Current advanced technologies for genetic analysis have created almost unimaginable amounts of data, measured in “petabytes” – a petabyte is a million billion bytes. Genomic researchers are keen to analyze these data and identify genetic clues that could point to new ways to prevent or cure cancer.
Today the Canadian Genomics Enterprise marks the landmark discovery of DNA’s double helix structure, published in Nature by James Watson and Francis Crick in April 1953. The discovery – arguably one of the most important of the 20th century – answered a fundamental mystery about how living organisms pass genetic instructions from generation to generation, and eventually enabled later researchers to understand the genetic code.
How does environment impact human health and natural resources at the genomic level? How can genomics help leverage Canada's traditional resource sectors while preserving the environment?
Explore these questions and more with world-renowned genomics experts and visionaries from academia, industry, government and media. A poster session highlighting the work of graduate students and post-doctoral fellows will also be featured.

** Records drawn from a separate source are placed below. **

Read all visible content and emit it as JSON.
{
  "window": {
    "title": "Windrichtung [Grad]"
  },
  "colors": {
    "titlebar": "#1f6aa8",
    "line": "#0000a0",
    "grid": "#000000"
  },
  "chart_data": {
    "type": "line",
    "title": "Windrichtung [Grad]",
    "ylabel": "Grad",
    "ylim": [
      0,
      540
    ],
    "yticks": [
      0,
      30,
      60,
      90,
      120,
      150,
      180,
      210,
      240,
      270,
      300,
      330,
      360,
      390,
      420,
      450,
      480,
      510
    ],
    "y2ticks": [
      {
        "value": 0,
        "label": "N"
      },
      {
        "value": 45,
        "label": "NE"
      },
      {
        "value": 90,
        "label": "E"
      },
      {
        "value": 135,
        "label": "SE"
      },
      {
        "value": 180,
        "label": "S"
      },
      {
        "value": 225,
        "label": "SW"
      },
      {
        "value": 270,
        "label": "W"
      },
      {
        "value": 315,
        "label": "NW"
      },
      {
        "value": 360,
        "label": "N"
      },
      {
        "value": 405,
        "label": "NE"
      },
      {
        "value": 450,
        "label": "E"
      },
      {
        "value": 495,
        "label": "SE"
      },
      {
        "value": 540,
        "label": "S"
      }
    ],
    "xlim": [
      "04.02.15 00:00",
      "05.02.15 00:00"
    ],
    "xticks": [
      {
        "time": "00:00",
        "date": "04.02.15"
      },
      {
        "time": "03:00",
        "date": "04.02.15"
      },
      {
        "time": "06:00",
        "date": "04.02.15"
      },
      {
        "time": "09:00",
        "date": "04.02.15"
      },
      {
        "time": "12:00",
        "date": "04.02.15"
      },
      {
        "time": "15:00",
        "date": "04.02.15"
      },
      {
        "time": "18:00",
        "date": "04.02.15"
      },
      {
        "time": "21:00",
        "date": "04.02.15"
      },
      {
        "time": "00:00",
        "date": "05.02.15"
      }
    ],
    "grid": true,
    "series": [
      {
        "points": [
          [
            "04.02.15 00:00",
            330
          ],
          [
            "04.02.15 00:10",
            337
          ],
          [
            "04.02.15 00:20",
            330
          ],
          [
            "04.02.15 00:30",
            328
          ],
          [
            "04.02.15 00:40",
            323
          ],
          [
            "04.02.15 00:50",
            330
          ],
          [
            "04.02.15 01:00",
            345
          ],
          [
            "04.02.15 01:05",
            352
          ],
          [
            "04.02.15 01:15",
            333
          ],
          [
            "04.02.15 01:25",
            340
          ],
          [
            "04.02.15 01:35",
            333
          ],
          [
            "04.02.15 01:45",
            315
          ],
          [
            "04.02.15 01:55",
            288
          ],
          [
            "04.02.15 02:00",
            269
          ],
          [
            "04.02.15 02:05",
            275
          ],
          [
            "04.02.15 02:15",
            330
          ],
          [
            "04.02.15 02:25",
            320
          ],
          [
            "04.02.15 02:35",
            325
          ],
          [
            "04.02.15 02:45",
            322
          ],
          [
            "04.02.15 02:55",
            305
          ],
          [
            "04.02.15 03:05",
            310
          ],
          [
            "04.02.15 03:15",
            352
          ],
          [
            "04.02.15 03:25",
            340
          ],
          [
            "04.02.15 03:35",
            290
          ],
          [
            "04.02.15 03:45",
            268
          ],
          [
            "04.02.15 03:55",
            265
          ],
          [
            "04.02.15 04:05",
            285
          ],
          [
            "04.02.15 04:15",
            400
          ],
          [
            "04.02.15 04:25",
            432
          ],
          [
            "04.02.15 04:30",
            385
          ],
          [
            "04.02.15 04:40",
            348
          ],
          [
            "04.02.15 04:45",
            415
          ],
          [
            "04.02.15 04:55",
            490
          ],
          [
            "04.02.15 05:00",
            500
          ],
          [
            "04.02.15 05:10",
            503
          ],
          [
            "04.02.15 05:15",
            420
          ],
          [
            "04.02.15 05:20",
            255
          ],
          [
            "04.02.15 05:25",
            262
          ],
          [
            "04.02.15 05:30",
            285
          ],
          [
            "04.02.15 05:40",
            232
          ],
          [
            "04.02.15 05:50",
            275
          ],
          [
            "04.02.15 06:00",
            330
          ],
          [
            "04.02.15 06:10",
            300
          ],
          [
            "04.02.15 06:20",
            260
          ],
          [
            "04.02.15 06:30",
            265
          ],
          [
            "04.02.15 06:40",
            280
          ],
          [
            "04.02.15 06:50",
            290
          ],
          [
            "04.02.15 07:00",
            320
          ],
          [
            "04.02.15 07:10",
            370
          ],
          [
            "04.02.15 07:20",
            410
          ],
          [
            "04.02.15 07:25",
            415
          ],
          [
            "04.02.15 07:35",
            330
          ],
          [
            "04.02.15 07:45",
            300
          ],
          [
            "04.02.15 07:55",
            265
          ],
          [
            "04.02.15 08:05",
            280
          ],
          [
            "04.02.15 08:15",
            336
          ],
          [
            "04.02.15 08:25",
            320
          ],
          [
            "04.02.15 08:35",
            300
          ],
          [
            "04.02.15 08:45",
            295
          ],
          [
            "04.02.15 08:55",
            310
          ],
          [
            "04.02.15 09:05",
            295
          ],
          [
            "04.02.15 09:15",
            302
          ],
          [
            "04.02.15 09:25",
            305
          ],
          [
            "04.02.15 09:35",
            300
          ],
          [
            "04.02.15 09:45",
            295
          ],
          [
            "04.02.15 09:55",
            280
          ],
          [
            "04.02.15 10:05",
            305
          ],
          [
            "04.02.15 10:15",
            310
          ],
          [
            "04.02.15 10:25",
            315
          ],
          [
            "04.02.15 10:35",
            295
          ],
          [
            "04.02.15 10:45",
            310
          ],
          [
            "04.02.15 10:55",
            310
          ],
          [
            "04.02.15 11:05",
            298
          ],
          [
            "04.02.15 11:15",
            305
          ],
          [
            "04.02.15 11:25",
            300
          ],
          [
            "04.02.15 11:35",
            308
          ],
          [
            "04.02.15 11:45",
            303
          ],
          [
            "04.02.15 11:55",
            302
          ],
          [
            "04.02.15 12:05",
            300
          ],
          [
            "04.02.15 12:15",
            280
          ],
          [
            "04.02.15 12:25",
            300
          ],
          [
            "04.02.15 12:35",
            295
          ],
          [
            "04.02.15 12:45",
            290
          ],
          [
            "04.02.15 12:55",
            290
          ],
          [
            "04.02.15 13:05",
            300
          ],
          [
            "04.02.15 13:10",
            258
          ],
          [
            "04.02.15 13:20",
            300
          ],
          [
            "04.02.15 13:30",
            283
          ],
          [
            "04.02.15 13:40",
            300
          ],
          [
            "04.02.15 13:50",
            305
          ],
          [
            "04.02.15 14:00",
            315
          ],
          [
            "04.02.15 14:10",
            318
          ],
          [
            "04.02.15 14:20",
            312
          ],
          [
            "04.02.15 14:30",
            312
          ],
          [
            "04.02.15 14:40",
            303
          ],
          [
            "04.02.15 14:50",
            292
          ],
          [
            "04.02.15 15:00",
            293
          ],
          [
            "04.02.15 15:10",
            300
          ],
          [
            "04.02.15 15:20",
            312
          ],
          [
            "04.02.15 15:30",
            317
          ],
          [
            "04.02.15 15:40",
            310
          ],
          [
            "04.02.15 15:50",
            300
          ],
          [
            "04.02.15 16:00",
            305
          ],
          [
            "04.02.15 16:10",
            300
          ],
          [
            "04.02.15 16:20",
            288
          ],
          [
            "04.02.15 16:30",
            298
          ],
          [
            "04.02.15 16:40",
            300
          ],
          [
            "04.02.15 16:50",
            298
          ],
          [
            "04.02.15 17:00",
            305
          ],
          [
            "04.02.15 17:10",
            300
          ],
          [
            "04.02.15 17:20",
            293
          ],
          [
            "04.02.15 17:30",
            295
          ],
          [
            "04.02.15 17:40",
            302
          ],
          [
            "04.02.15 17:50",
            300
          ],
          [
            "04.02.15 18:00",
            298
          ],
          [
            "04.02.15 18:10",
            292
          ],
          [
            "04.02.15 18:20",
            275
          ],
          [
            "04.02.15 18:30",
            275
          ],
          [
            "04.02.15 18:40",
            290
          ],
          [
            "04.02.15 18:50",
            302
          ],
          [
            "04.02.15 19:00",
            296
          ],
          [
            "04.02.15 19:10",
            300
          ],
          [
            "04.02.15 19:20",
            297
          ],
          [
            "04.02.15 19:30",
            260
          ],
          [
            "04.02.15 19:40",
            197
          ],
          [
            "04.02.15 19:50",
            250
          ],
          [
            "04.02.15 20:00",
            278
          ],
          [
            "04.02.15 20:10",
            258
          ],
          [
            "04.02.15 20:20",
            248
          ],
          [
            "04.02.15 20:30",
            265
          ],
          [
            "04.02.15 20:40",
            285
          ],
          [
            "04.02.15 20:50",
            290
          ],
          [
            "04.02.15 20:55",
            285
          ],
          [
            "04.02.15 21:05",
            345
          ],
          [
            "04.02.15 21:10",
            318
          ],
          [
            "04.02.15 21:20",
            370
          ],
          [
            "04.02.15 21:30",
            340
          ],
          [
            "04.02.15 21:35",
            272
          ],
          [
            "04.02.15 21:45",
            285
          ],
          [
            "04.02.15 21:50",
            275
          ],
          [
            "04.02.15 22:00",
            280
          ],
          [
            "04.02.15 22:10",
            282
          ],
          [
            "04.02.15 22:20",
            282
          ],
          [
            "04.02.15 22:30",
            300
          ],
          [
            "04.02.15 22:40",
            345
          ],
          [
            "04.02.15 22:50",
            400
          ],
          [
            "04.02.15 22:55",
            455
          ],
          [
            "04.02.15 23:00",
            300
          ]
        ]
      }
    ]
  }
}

The Institute for Research in Immunology and Cancer (IRIC) at the Université de Montréal (UdeM), in collaboration with the Maisonneuve-Rosemont Hospital’s Quebec Leukemia Cell Bank, recently achieved a significant breakthrough thanks to the laboratory growth of leukemic stem cells, which will speed up the development of new cancer drugs.
A new web portal – PhenomeCentral – is being launched today to connect clinicians and scientists worldwide in an effort to speed the discovery of genes responsible for rare disorders.